━━━━━ DATASET RECORDS
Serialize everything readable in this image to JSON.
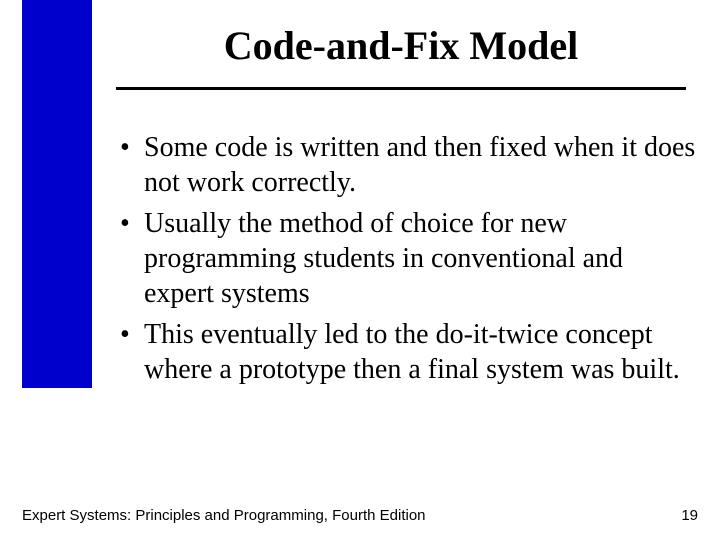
{
  "title": "Code-and-Fix Model",
  "bullets": [
    "Some code is written and then fixed when it does not work correctly.",
    "Usually the method of choice for new programming students in conventional and expert systems",
    "This eventually led to the do-it-twice concept where a prototype then a final system was built."
  ],
  "footer": {
    "left": "Expert Systems: Principles and Programming, Fourth Edition",
    "right": "19"
  }
}
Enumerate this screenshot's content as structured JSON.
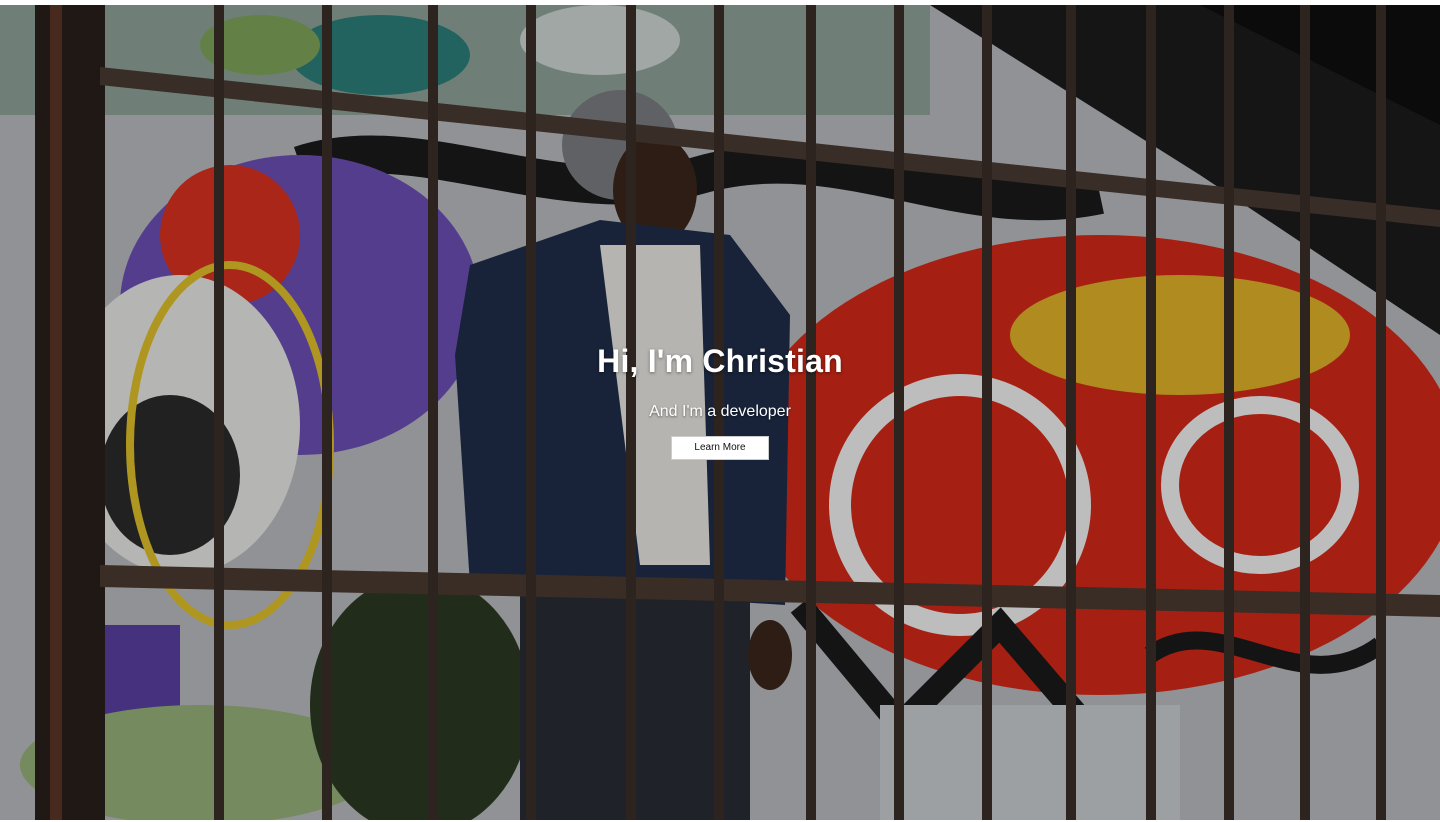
{
  "hero": {
    "title": "Hi, I'm Christian",
    "subtitle": "And I'm a developer",
    "cta_label": "Learn More"
  }
}
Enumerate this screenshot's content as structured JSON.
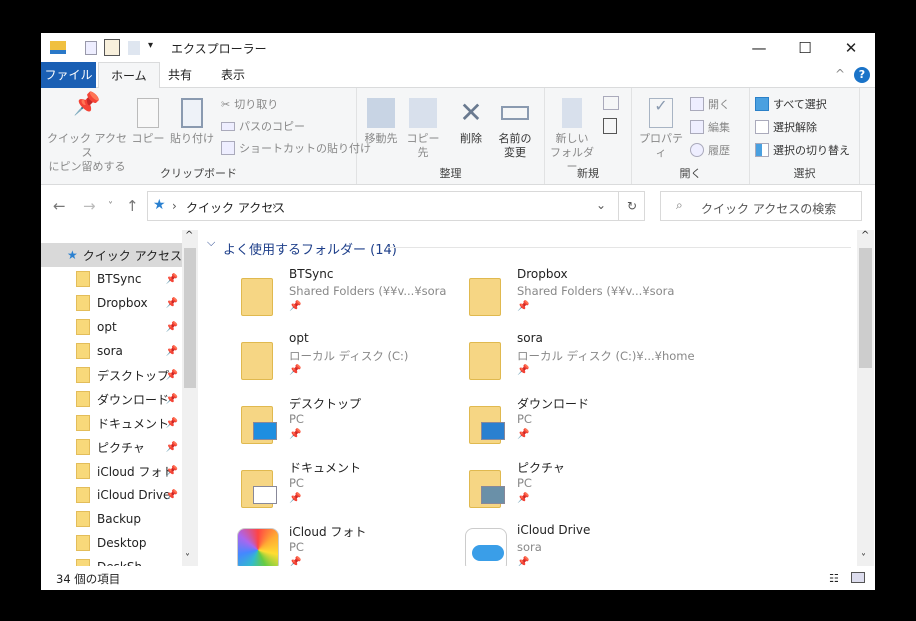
{
  "window": {
    "title": "エクスプローラー"
  },
  "tabs": [
    {
      "label": "ファイル"
    },
    {
      "label": "ホーム"
    },
    {
      "label": "共有"
    },
    {
      "label": "表示"
    }
  ],
  "ribbon": {
    "clipboard": {
      "label": "クリップボード",
      "pin": "クイック アクセス",
      "pin2": "にピン留めする",
      "copy": "コピー",
      "paste": "貼り付け",
      "cut": "切り取り",
      "copy_path": "パスのコピー",
      "paste_shortcut": "ショートカットの貼り付け"
    },
    "organize": {
      "label": "整理",
      "move": "移動先",
      "copy_to": "コピー先",
      "delete": "削除",
      "rename": "名前の",
      "rename2": "変更"
    },
    "new": {
      "label": "新規",
      "new_folder": "新しい",
      "new_folder2": "フォルダー"
    },
    "open": {
      "label": "開く",
      "properties": "プロパティ",
      "open": "開く",
      "edit": "編集",
      "history": "履歴"
    },
    "select": {
      "label": "選択",
      "all": "すべて選択",
      "none": "選択解除",
      "invert": "選択の切り替え"
    }
  },
  "address": {
    "path": "クイック アクセス",
    "search_placeholder": "クイック アクセスの検索"
  },
  "sidebar": {
    "header": "クイック アクセス",
    "items": [
      {
        "label": "BTSync",
        "pinned": true
      },
      {
        "label": "Dropbox",
        "pinned": true
      },
      {
        "label": "opt",
        "pinned": true
      },
      {
        "label": "sora",
        "pinned": true
      },
      {
        "label": "デスクトップ",
        "pinned": true
      },
      {
        "label": "ダウンロード",
        "pinned": true
      },
      {
        "label": "ドキュメント",
        "pinned": true
      },
      {
        "label": "ピクチャ",
        "pinned": true
      },
      {
        "label": "iCloud フォト",
        "pinned": true
      },
      {
        "label": "iCloud Drive",
        "pinned": true
      },
      {
        "label": "Backup",
        "pinned": false
      },
      {
        "label": "Desktop",
        "pinned": false
      },
      {
        "label": "DeskSh",
        "pinned": false
      }
    ]
  },
  "main": {
    "section": "よく使用するフォルダー (14)",
    "folders": [
      {
        "name": "BTSync",
        "location": "Shared Folders (¥¥v...¥sora",
        "icon": "network-folder"
      },
      {
        "name": "Dropbox",
        "location": "Shared Folders (¥¥v...¥sora",
        "icon": "network-folder"
      },
      {
        "name": "opt",
        "location": "ローカル ディスク (C:)",
        "icon": "network-folder"
      },
      {
        "name": "sora",
        "location": "ローカル ディスク (C:)¥...¥home",
        "icon": "network-folder"
      },
      {
        "name": "デスクトップ",
        "location": "PC",
        "icon": "desktop-folder"
      },
      {
        "name": "ダウンロード",
        "location": "PC",
        "icon": "download-folder"
      },
      {
        "name": "ドキュメント",
        "location": "PC",
        "icon": "documents-folder"
      },
      {
        "name": "ピクチャ",
        "location": "PC",
        "icon": "pictures-folder"
      },
      {
        "name": "iCloud フォト",
        "location": "PC",
        "icon": "icloud-photos"
      },
      {
        "name": "iCloud Drive",
        "location": "sora",
        "icon": "icloud-drive"
      }
    ]
  },
  "status": {
    "count": "34 個の項目"
  },
  "colors": {
    "accent": "#1a5fb4",
    "folder": "#f6d684"
  }
}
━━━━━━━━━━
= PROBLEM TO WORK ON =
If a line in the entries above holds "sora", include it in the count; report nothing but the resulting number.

= OUTPUT BELOW =
5